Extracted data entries

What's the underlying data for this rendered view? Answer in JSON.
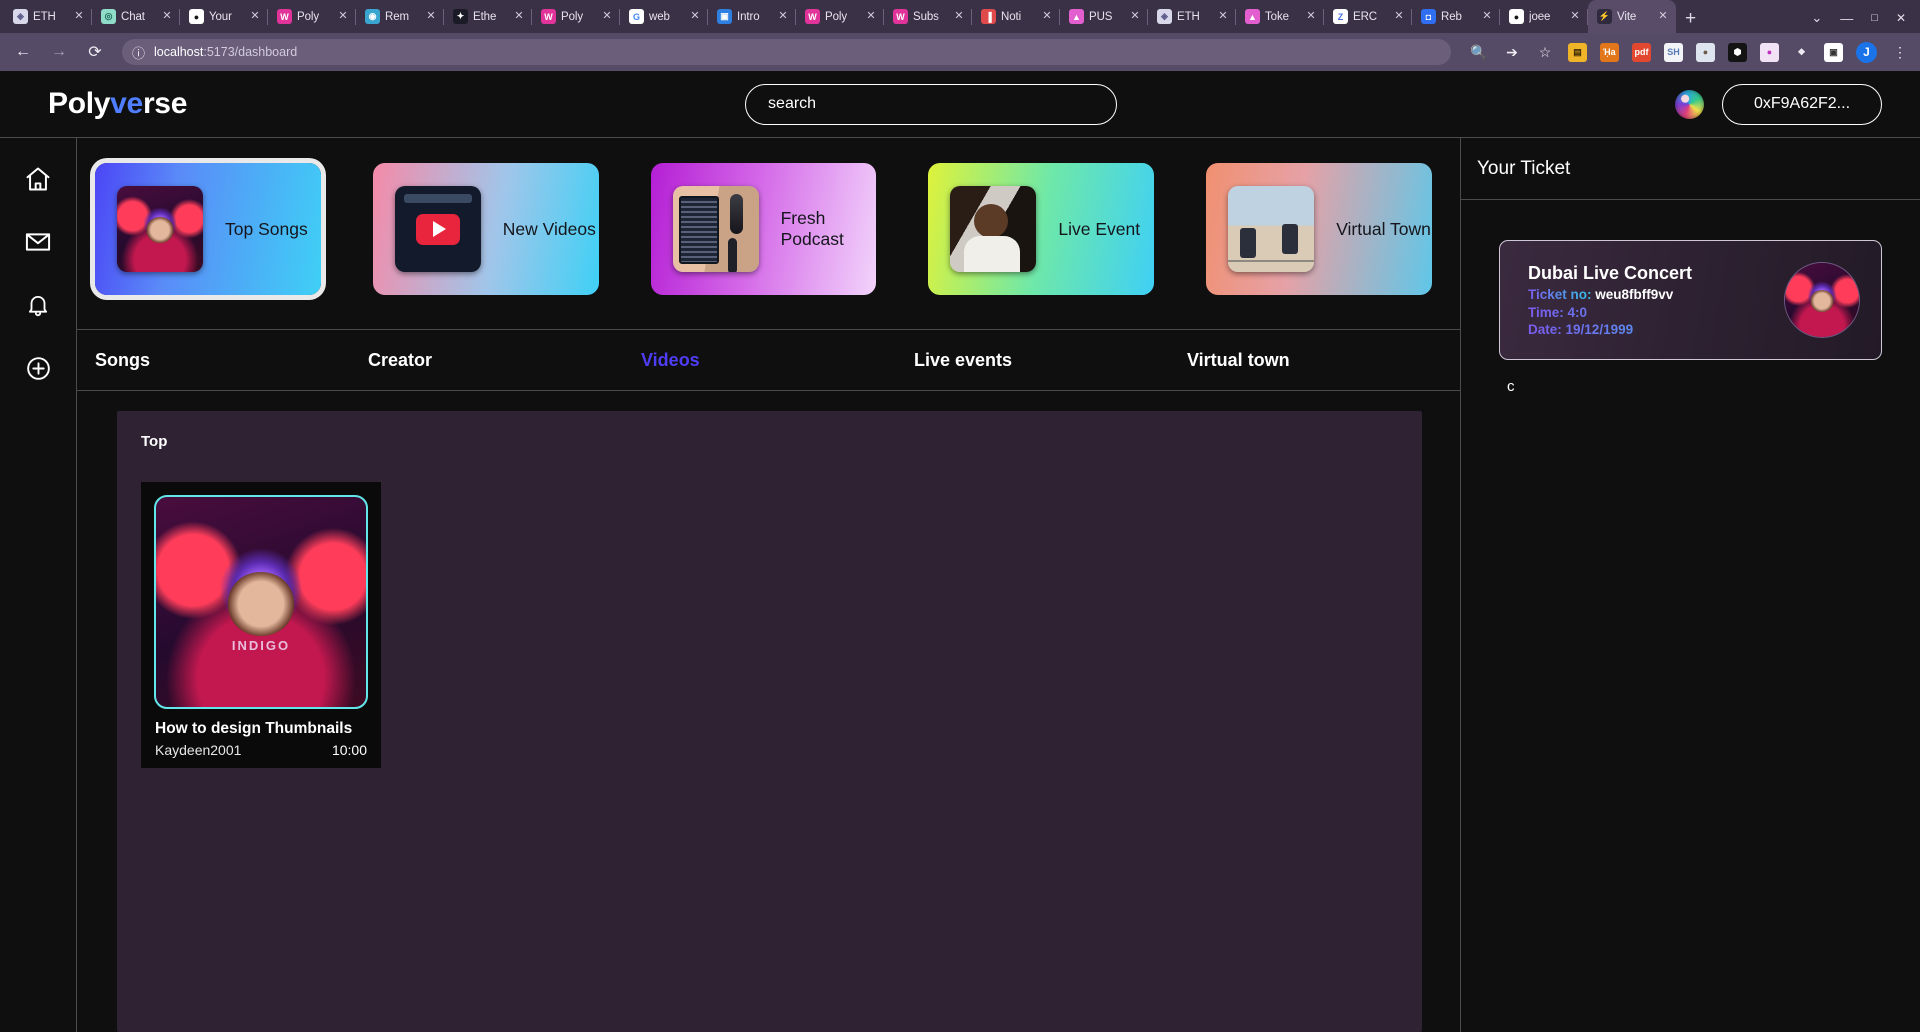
{
  "browser": {
    "tabs": [
      {
        "title": "ETH",
        "fav": "eth",
        "color": "#cfcfe6"
      },
      {
        "title": "Chat",
        "fav": "chat",
        "color": "#7fd4c4"
      },
      {
        "title": "Your",
        "fav": "github",
        "color": "#ffffff"
      },
      {
        "title": "Poly",
        "fav": "poly",
        "color": "#e0349b"
      },
      {
        "title": "Rem",
        "fav": "remix",
        "color": "#3aa6d0"
      },
      {
        "title": "Ethe",
        "fav": "ethers",
        "color": "#dddde8"
      },
      {
        "title": "Poly",
        "fav": "poly",
        "color": "#e0349b"
      },
      {
        "title": "web",
        "fav": "google",
        "color": "#ffffff"
      },
      {
        "title": "Intro",
        "fav": "video",
        "color": "#2f7fe0"
      },
      {
        "title": "Poly",
        "fav": "poly",
        "color": "#e0349b"
      },
      {
        "title": "Subs",
        "fav": "poly",
        "color": "#e0349b"
      },
      {
        "title": "Noti",
        "fav": "bar",
        "color": "#e04a4a"
      },
      {
        "title": "PUS",
        "fav": "push",
        "color": "#e35fd0"
      },
      {
        "title": "ETH",
        "fav": "eth",
        "color": "#cfcfe6"
      },
      {
        "title": "Toke",
        "fav": "push",
        "color": "#e35fd0"
      },
      {
        "title": "ERC",
        "fav": "zed",
        "color": "#ffffff"
      },
      {
        "title": "Reb",
        "fav": "blue",
        "color": "#2f6ef0"
      },
      {
        "title": "joee",
        "fav": "github",
        "color": "#ffffff"
      },
      {
        "title": "Vite",
        "fav": "vite",
        "color": "#41c7d8"
      }
    ],
    "newtab_label": "+",
    "window_controls": [
      "⌄",
      "–",
      "☐",
      "✕"
    ],
    "back_label": "←",
    "forward_label": "→",
    "reload_label": "⟳",
    "site_info_label": "ⓘ",
    "url_host": "localhost",
    "url_path": ":5173/dashboard",
    "toolbar_icons": [
      "zoom-icon",
      "share-icon",
      "star-icon"
    ],
    "extensions": [
      {
        "name": "wallet-extension",
        "glyph": "▤",
        "bg": "#f0b429",
        "fg": "#3b2b05"
      },
      {
        "name": "metamask-extension",
        "glyph": "ᾘa",
        "bg": "#e2761b",
        "fg": "#ffffff"
      },
      {
        "name": "pdf-extension",
        "glyph": "pdf",
        "bg": "#e2472f",
        "fg": "#ffffff",
        "badge": "off"
      },
      {
        "name": "sh-extension",
        "glyph": "SH",
        "bg": "#f2f4f8",
        "fg": "#5b7ab5"
      },
      {
        "name": "profile-extension",
        "glyph": "●",
        "bg": "#dfe5ef",
        "fg": "#6b5d4a"
      },
      {
        "name": "hex-extension",
        "glyph": "⬢",
        "bg": "#141414",
        "fg": "#ffffff"
      },
      {
        "name": "push-extension",
        "glyph": "●",
        "bg": "#f2e2f6",
        "fg": "#c032c0"
      },
      {
        "name": "puzzle-extension",
        "glyph": "❖",
        "bg": "transparent",
        "fg": "#f1eef6"
      },
      {
        "name": "sidepanel-extension",
        "glyph": "▣",
        "bg": "#ffffff",
        "fg": "#333333"
      }
    ],
    "profile_initial": "J",
    "menu_label": "⋮"
  },
  "app": {
    "logo": {
      "part1": "Poly",
      "part2": "ve",
      "part3": "rse"
    },
    "search": {
      "placeholder": "search",
      "value": ""
    },
    "wallet_label": "0xF9A62F2...",
    "sidebar": [
      {
        "name": "home-icon",
        "label": "Home"
      },
      {
        "name": "mail-icon",
        "label": "Mail"
      },
      {
        "name": "bell-icon",
        "label": "Notifications"
      },
      {
        "name": "plus-circle-icon",
        "label": "Create"
      }
    ],
    "cards": [
      {
        "label": "Top Songs",
        "gradient": "linear-gradient(100deg, #4b46f5 0%, #5a8bf8 35%, #3fd0f5 100%)",
        "thumb": "th-indigo",
        "selected": true
      },
      {
        "label": "New Videos",
        "gradient": "linear-gradient(100deg, #f58aa8 0%, #9fc6ea 55%, #3fd0f5 100%)",
        "thumb": "th-yt",
        "selected": false
      },
      {
        "label": "Fresh Podcast",
        "gradient": "linear-gradient(100deg, #b41fd4 0%, #d468e8 45%, #f2d4fb 100%)",
        "thumb": "th-pod",
        "selected": false
      },
      {
        "label": "Live Event",
        "gradient": "linear-gradient(100deg, #dff23a 0%, #6fe8a8 50%, #3fd0f5 100%)",
        "thumb": "th-live",
        "selected": false
      },
      {
        "label": "Virtual Town",
        "gradient": "linear-gradient(100deg, #f09070 0%, #e6a1a6 40%, #5fc7e8 100%)",
        "thumb": "th-town",
        "selected": false
      }
    ],
    "tabs": [
      {
        "label": "Songs",
        "active": false
      },
      {
        "label": "Creator",
        "active": false
      },
      {
        "label": "Videos",
        "active": true
      },
      {
        "label": "Live events",
        "active": false
      },
      {
        "label": "Virtual town",
        "active": false
      }
    ],
    "listing": {
      "title": "Top",
      "videos": [
        {
          "title": "How to design Thumbnails",
          "channel": "Kaydeen2001",
          "duration": "10:00",
          "thumb_label": "INDIGO"
        }
      ]
    },
    "rail": {
      "heading": "Your Ticket",
      "stray_char": "c",
      "ticket": {
        "event": "Dubai Live Concert",
        "ticket_no_label": "Ticket no:",
        "ticket_no": "weu8fbff9vv",
        "time_label": "Time:",
        "time": "4:0",
        "date_label": "Date:",
        "date": "19/12/1999"
      }
    },
    "colors": {
      "bg": "#0f0f0f",
      "accent": "#4f3df5",
      "logo_accent": "#4f7fff",
      "panel": "#2e2233",
      "thumb_outline": "#62e6ea"
    }
  }
}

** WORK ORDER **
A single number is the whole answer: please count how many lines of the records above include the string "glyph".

** RESPONSE TO THE TASK **
9